At her request, Lance, whom Alsuin calls "Sir Lancelot", proceeds to the Mengues estate to talk to the laird about the road. Finding the gate locked, he climbs the fence, but before approaching the castle, detours to the loch and takes a swim. Mengues' feisty daughter Marissa (Lockwood) spots him trespassing and steals his trousers while he is in the loch. Later, dressed in the clothes he has left, Lance shows up at the castle and manages to meet Mengues, who will only advise him, as a fellow foreigner, to "leave Scotland."
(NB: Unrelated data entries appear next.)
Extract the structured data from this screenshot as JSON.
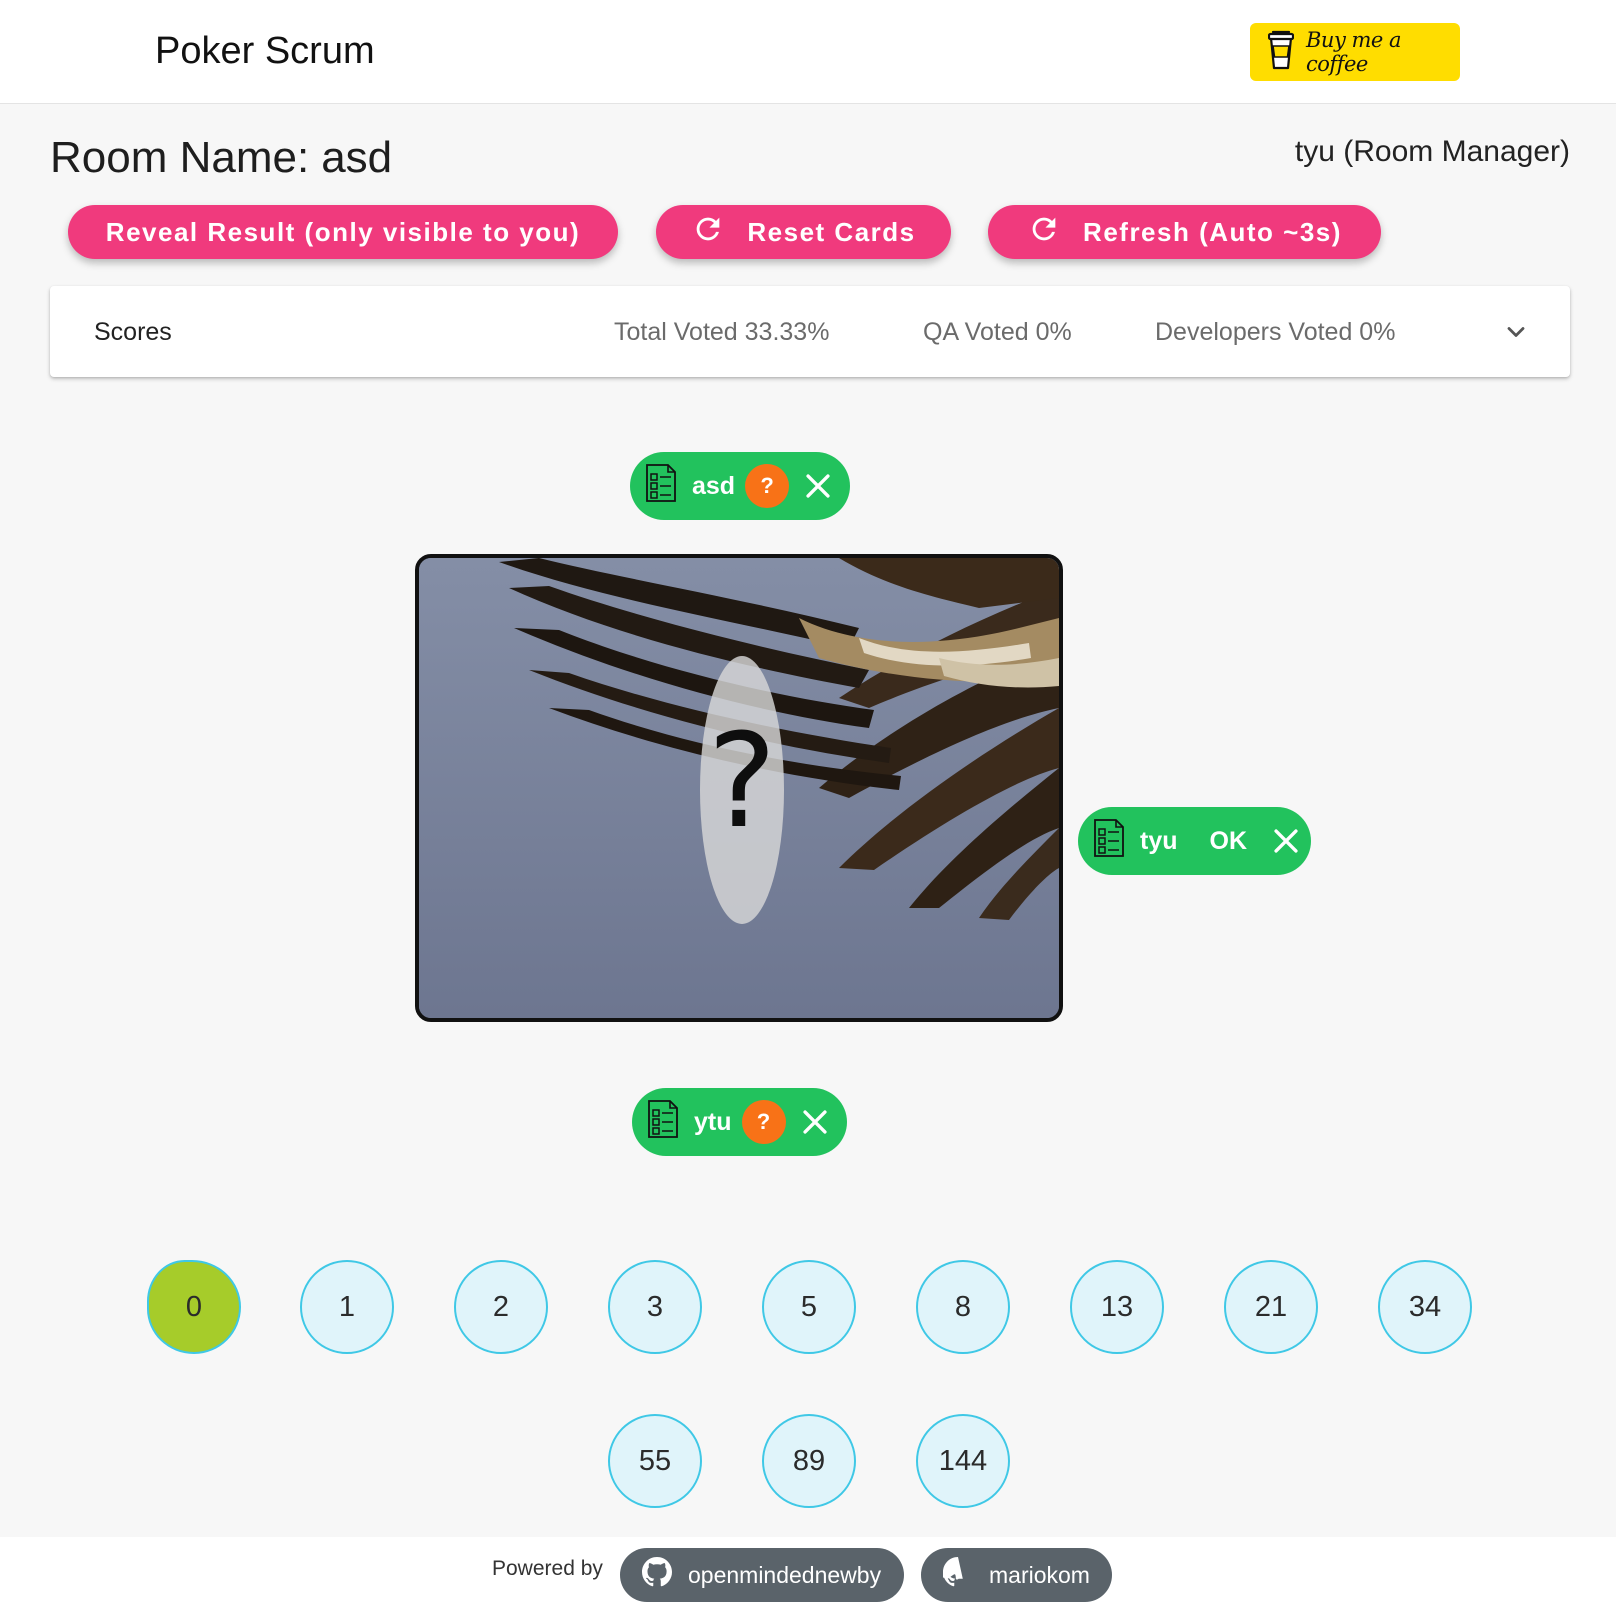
{
  "header": {
    "title": "Poker Scrum",
    "coffee_label": "Buy me a coffee",
    "coffee_icon": "coffee-cup-icon",
    "coffee_color": "#ffdd00"
  },
  "room": {
    "label": "Room Name:",
    "name": "asd",
    "user_role": "tyu (Room Manager)"
  },
  "actions": {
    "reveal_label": "Reveal Result (only visible to you)",
    "reset_label": "Reset Cards",
    "refresh_label": "Refresh (Auto ~3s)",
    "accent_color": "#f03a7d"
  },
  "scores": {
    "label": "Scores",
    "total_voted": "Total Voted 33.33%",
    "qa_voted": "QA Voted 0%",
    "developers_voted": "Developers Voted 0%",
    "expanded": false
  },
  "players": [
    {
      "name": "asd",
      "status": "?",
      "voted": false,
      "role_icon": "checklist-icon"
    },
    {
      "name": "tyu",
      "status": "OK",
      "voted": true,
      "role_icon": "checklist-icon"
    },
    {
      "name": "ytu",
      "status": "?",
      "voted": false,
      "role_icon": "checklist-icon"
    }
  ],
  "table": {
    "hidden_symbol": "?"
  },
  "cards": [
    {
      "value": "0",
      "selected": true
    },
    {
      "value": "1",
      "selected": false
    },
    {
      "value": "2",
      "selected": false
    },
    {
      "value": "3",
      "selected": false
    },
    {
      "value": "5",
      "selected": false
    },
    {
      "value": "8",
      "selected": false
    },
    {
      "value": "13",
      "selected": false
    },
    {
      "value": "21",
      "selected": false
    },
    {
      "value": "34",
      "selected": false
    },
    {
      "value": "55",
      "selected": false
    },
    {
      "value": "89",
      "selected": false
    },
    {
      "value": "144",
      "selected": false
    }
  ],
  "footer": {
    "powered_by": "Powered by",
    "links": [
      {
        "label": "openmindednewby",
        "icon": "github-icon"
      },
      {
        "label": "mariokom",
        "icon": "github-icon"
      }
    ]
  },
  "colors": {
    "chip_green": "#22c25d",
    "status_orange": "#f87217",
    "card_fill": "#e0f4fa",
    "card_border": "#3fc8e6",
    "card_selected": "#a6cc2a"
  }
}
Lansing, however, rallies the people of the glen and eventually, they prevail upon Mengues to restore peace, but not before a brief and unconvincing fistfight between Lansing and Dukes. Mengues apologizes to all by explaining that he has recently learned the difference between a lord and a laird. A lord, he says, takes care of the people and land belonging to him, while a laird belongs to the land and the people.

With peace restored, the road re-opens, and during the wedding festivities of Lance and Marissa, Mengues, dressed in a kilt, promises Alsuin, who knows now that Lance is her father, that they both will be dancing within six months. Tinker chieftain Parlan (McLaglen) and Malcolm enjoy the party from the window, until they realize it is an excellent night for poaching.

Cast[edit]

Critical reception[edit]

  • The New York Times wrote, "The evident desire of its producer director, Herbert Wilcox, was to get a flavorsome regional entertainment about characters in the Scottish hills, comparable the amiable treatise on the Irish that was attained in "The Quiet Man...But something went wrong in the fulfillment—something that smacks suspiciously of a dismal lack of humor in the characters, and a heavy directorial hand...Some pretty color shots of the Scottish country are dropped in and supposed to blend with some almost grotesque studio scenery. Synthetic—that's 'Trouble in the Glen'." [2]
  • On Film4.com, Richard Luck summarised, "Orson Welles' career was in pretty poor shape by 1954. Broke after self-financing Othello, the former wunderkind was obliged to take on any work that came his way...Far from Orson's finest day at the office." [3]
  • TV Guide wrote, "No one but Welles seems to take any real interest in what he's doing, and Welles, though he hams it up endearingly, sits under a bouffant hairdo that could make anyone look ridiculous." [4]
  • Allmovie wrote, "the scenes involving Tucker's polio-crippled daughter (Margaret McCourt) run the risk of sloppy sentiment, but are deftly handled by producer-director Wilcox." [5]

References[edit]

  1. ^ "Trouble in the Glen (1954) | BFI". Ftvdb.bfi.org.uk. Retrieved 2014-07-27. 
  2. ^ B. C. (1955-04-11). "Movie Review - Trouble in the Glen - At the Baronet". NYTimes.com. Retrieved 2014-07-27. 
  3. ^ Luck, Richard (2010-01-05). "Trouble In The Glen". Film4. Retrieved 2014-07-27. 
  4. ^ "Trouble In The Glen Review". Movies.tvguide.com. 2012-11-28. Retrieved 2014-07-27. 
  5. ^ "Trouble in the Glen (1954) - Trailers, Reviews, Synopsis, Showtimes and Cast". AllMovie. Retrieved 2014-07-27. 

External links[edit]